This morning, four people were killed (including two children) when a van caught fire. The problem internationally is worse, as Matt Yglesias says “There’s a social convention in the United States that we don’t talk about those ninety daily deaths as a serious problem, even though obviously if we had nine people getting killed by terrorists every month there’d be a perpetual state of freaking out.”
I should note that there are allegations of foul play in the van burning (someone throwing petrol at it [?]). Hence, not normal traffic. That’s just the news that I woke up to this morning, and a lot of the news has been traffic accidents, a lot of them, sadly, involving school vans. In the time of terrorism the LTTE could hit one van or a bus and people would legitimately freak out. It’s just striking that it’s not the quantity or quality of death that matters as much as its cause.
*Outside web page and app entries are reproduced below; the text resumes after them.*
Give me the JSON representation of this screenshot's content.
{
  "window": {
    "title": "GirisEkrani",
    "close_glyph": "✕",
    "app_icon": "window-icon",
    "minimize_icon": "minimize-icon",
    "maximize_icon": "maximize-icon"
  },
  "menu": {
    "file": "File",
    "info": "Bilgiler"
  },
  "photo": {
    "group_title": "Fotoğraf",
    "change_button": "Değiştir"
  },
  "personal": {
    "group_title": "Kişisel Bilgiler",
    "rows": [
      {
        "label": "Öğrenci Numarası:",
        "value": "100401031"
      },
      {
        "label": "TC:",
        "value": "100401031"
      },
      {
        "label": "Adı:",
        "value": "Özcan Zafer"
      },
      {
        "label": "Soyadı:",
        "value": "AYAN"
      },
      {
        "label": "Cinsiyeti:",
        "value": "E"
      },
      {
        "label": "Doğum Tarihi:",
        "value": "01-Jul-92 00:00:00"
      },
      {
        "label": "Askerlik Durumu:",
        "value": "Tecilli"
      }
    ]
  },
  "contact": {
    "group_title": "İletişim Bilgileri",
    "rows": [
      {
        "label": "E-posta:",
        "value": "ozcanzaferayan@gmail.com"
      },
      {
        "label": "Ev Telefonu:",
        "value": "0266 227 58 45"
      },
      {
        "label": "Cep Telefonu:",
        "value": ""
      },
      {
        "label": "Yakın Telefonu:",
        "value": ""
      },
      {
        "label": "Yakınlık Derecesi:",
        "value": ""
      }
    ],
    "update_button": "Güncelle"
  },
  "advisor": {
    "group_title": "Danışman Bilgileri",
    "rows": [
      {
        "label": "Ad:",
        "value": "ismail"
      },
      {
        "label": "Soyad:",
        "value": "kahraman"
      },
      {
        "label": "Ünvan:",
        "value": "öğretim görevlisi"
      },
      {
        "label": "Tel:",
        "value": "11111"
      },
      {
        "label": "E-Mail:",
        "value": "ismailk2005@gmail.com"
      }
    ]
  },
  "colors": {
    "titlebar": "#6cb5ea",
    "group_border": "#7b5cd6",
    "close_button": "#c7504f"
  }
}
We are really not mathematical, logical creatures. We’re quite emotional, and the reasons for things matter. Even death is not an absolute. There are reasons we understand and reasons that horrify us, as long as we’re not the ones dying.